How the EU Operates
European Economic and Social Committee
Heart of the Social Partnership
The publicly stated main task of the Economic and Social Committee (ESC) is to offer opinions on EU issues up to the Commission, Council of Ministers and European Parliament. It is mandatory for the Commission and Council of Ministers to consult this Committee on economic and social affairs before the relevant legislation is passed.
The ESC can itself offer reports and opinions on its own account if asked by other EU Institutions.
The ESC has 344 members drawn from organisations with interests in economic and social aspects which are arranged in three groups: employers 111 members, trade unions 119 members and the rest in other interests. These groups in turn form together six sections:
· Agriculture, Rural Development and the Environment (NAT)
· Economic and Monetary Union and Economic and Social Cohesion (ECO)
· Employment, Social Affairs and Citizenship (SOC)
· External Relations (REX)
· The Single Market, Production and Consumption (INT)
· Transport, Energy, Infrastructure and the Information Society (TEN)
The Committee members of the ESC are appointed by national governments for a four year term. Britain has 24 members and of these five are from trade unions and one from the TUC/ETUC office in Brussels. A further two trade union members take part in the Consultative Commission on Industrial Change (CCMI) formed in 2002.
Responsibility for dealing with the ESC delegation from Britain and related matters rests with the Foreign and Commonwealth Office, supported by the Cabinet Office and the Department of Trade and Industry.
The ESC has no power to block EU legislation. In other words it has what is called ‘influence’ only which can be ignored or shelved.
Compare this committee of 344 with the estimated 15,000 to 20,000 lobbyists who daily persuade the law-makers in the Commission to favour their clients’ interests.

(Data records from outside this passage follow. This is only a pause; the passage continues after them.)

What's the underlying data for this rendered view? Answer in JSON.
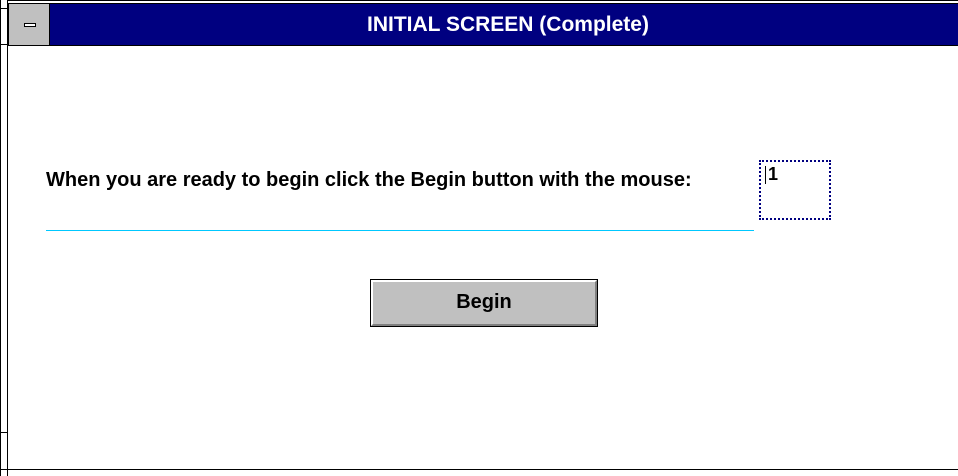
{
  "window": {
    "title": "INITIAL SCREEN (Complete)"
  },
  "content": {
    "prompt_text": "When you are ready to begin click the Begin button with the mouse:",
    "entry_value": "1",
    "begin_label": "Begin"
  },
  "colors": {
    "titlebar": "#000080",
    "title_text": "#ffffff",
    "rule": "#00c8ff",
    "button_face": "#c0c0c0"
  }
}
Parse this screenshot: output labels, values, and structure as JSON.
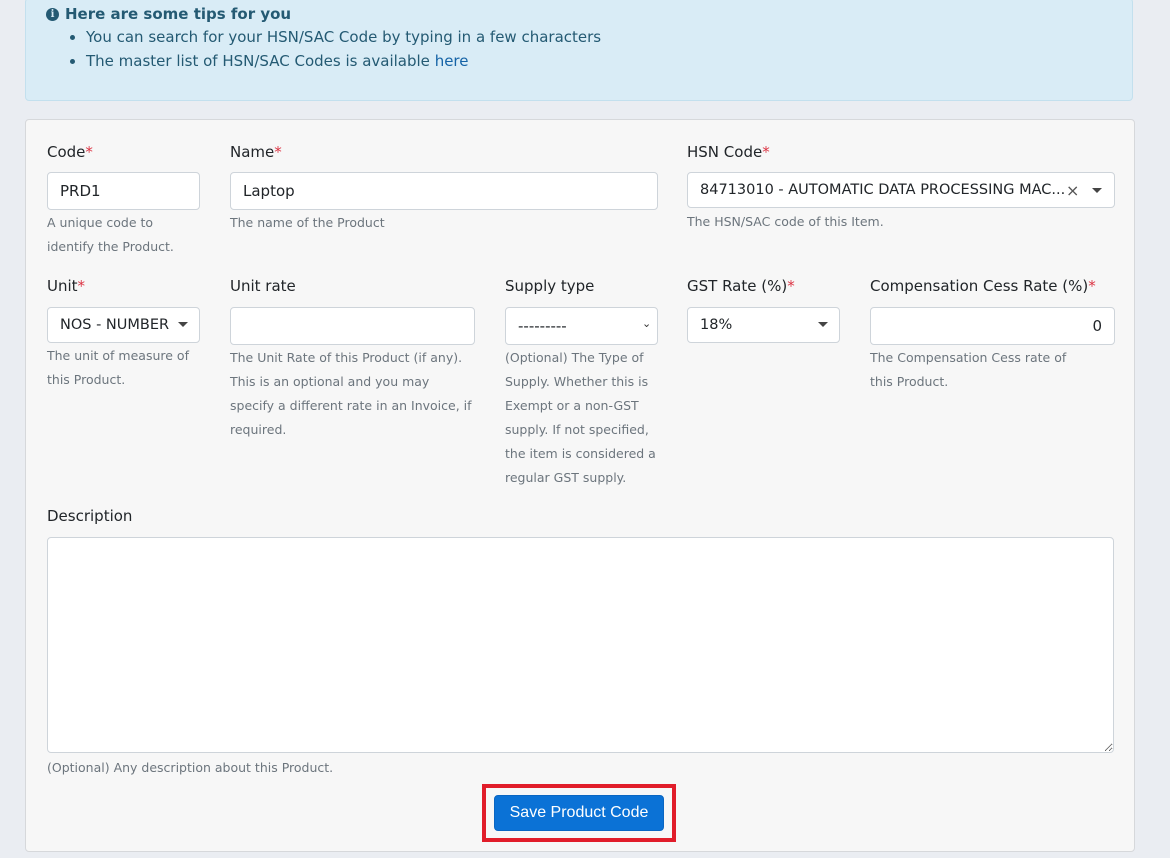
{
  "tips": {
    "title": "Here are some tips for you",
    "items": [
      "You can search for your HSN/SAC Code by typing in a few characters",
      "The master list of HSN/SAC Codes is available "
    ],
    "link_text": "here"
  },
  "form": {
    "code": {
      "label": "Code",
      "value": "PRD1",
      "help": "A unique code to identify the Product."
    },
    "name": {
      "label": "Name",
      "value": "Laptop",
      "help": "The name of the Product"
    },
    "hsn": {
      "label": "HSN Code",
      "value": "84713010 - AUTOMATIC DATA PROCESSING MAC...",
      "help": "The HSN/SAC code of this Item."
    },
    "unit": {
      "label": "Unit",
      "value": "NOS - NUMBER",
      "help": "The unit of measure of this Product."
    },
    "unit_rate": {
      "label": "Unit rate",
      "value": "",
      "help": "The Unit Rate of this Product (if any). This is an optional and you may specify a different rate in an Invoice, if required."
    },
    "supply_type": {
      "label": "Supply type",
      "value": "---------",
      "help": "(Optional) The Type of Supply. Whether this is Exempt or a non-GST supply. If not specified, the item is considered a regular GST supply."
    },
    "gst_rate": {
      "label": "GST Rate (%)",
      "value": "18%"
    },
    "cess_rate": {
      "label": "Compensation Cess Rate (%)",
      "value": "0",
      "help": "The Compensation Cess rate of this Product."
    },
    "description": {
      "label": "Description",
      "value": "",
      "help": "(Optional) Any description about this Product."
    },
    "required_mark": "*",
    "save_label": "Save Product Code"
  },
  "colors": {
    "accent": "#0b72d6",
    "highlight": "#e11d2a",
    "required": "#dc3545"
  }
}
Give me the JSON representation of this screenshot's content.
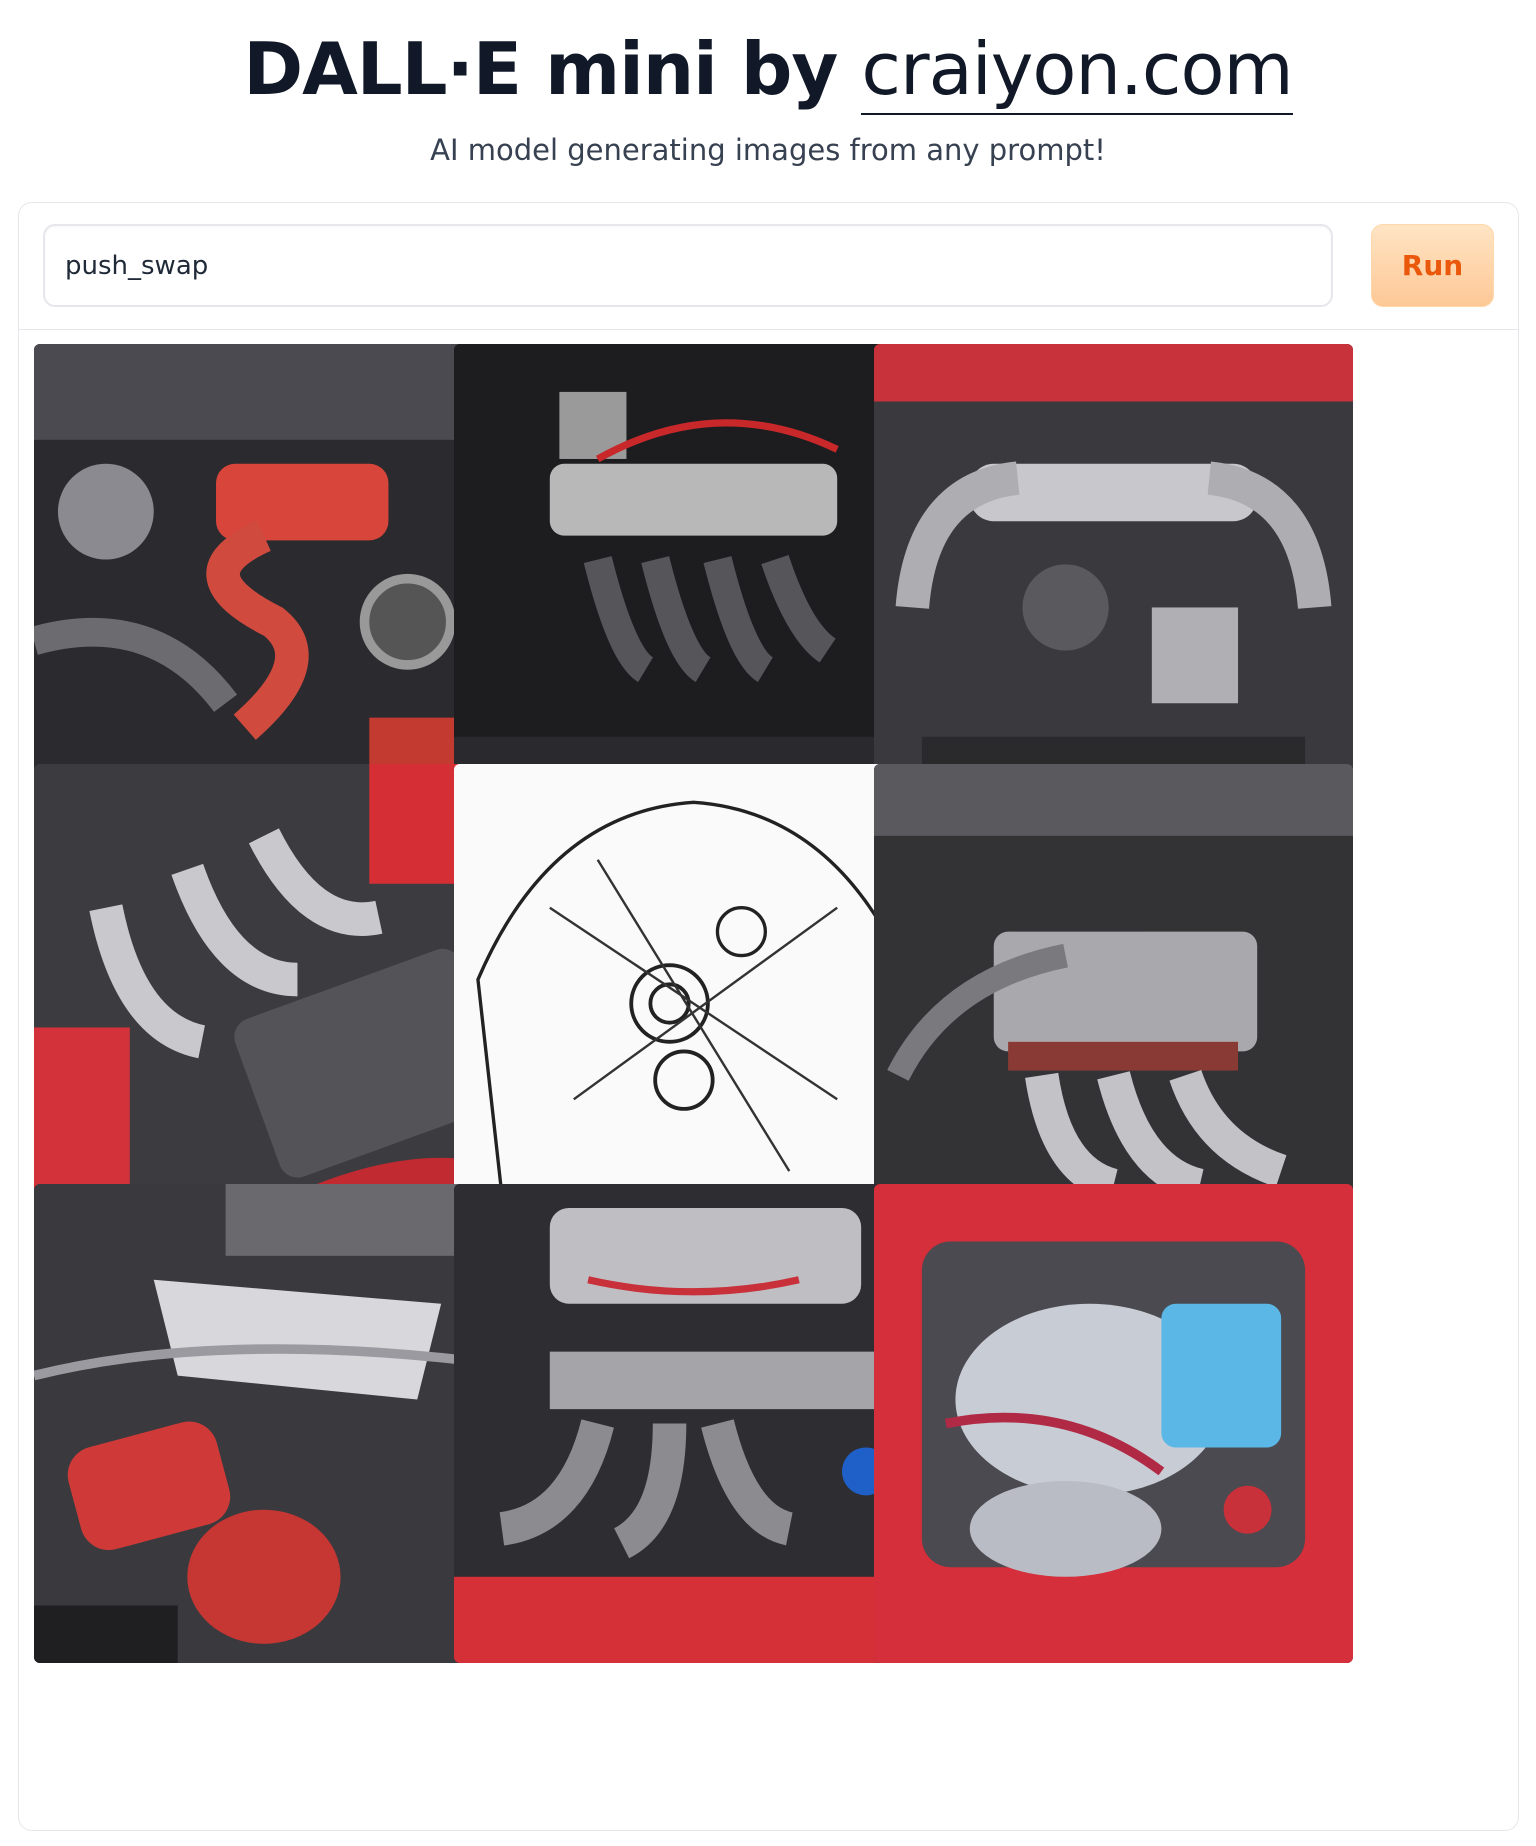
{
  "header": {
    "title_bold": "DALL·E mini by ",
    "title_link": "craiyon.com",
    "subtitle": "AI model generating images from any prompt!"
  },
  "prompt": {
    "value": "push_swap"
  },
  "run_button": {
    "label": "Run"
  },
  "results": [
    {
      "name": "engine-image-1",
      "palette": "dark-red"
    },
    {
      "name": "engine-image-2",
      "palette": "dark-silver-red"
    },
    {
      "name": "engine-image-3",
      "palette": "silver-red"
    },
    {
      "name": "engine-image-4",
      "palette": "silver-dark-red"
    },
    {
      "name": "engine-image-5",
      "palette": "line-sketch"
    },
    {
      "name": "engine-image-6",
      "palette": "silver-dark"
    },
    {
      "name": "engine-image-7",
      "palette": "silver-red"
    },
    {
      "name": "engine-image-8",
      "palette": "silver-red-floor"
    },
    {
      "name": "engine-image-9",
      "palette": "red-blue"
    }
  ]
}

Commission vice-president Siim Kallas, responsible for administrative affairs, audit and anti-fraud, has publicly estimated there are at least 15,000 lobbyists. It has been revealed that only 300 of these lobbyists had registered by 4 September with the deadline to do so being the end of September.
The amount of money spent on lobbying can be gauged by that spent by large concerns. One report states that: "Spanish telecoms firm Telefonica…that its EU lobbying costs in 2007 were €950,000 (£800,000), while French car maker Renault says it spent between €200,000 (£166,000) and €250,000 (£208,000), and Air France-KLM reports between €50,000 and €100,000 (£41,000and £83,000).” ( 5.9.08) In other circles such quantities of cash would be known as ‘slush money’.
If the ESC represents employers as well as trade unions and other interests in order to give opinions to EU Institutions, why the huge number of lobbyists and money?
The ESC is a major part of the Social Partnership where organisations of employers and employees sit down together. It is clear that the ESC is one of the conduits to put across EU policies to the peoples and their organisations across the EU and bring the ‘EU closer to the people’ - these are stated objectives of this committee.
The ESC is made to appear as though trade unions have some say in EU legislation but like the European Parliament the ESC has no powers - only influence. The effect is completely to undermine the real role of trade unions to better their members’ interests, including pay and conditions which do not coincide with the interests of employers who are out, to put it bluntly, to increase profits. Many EU policies in fact work against trade union principles and action is required to prevent any further attacks on hard won rights rather than cosy chats in Brussels with the employers and EU officials.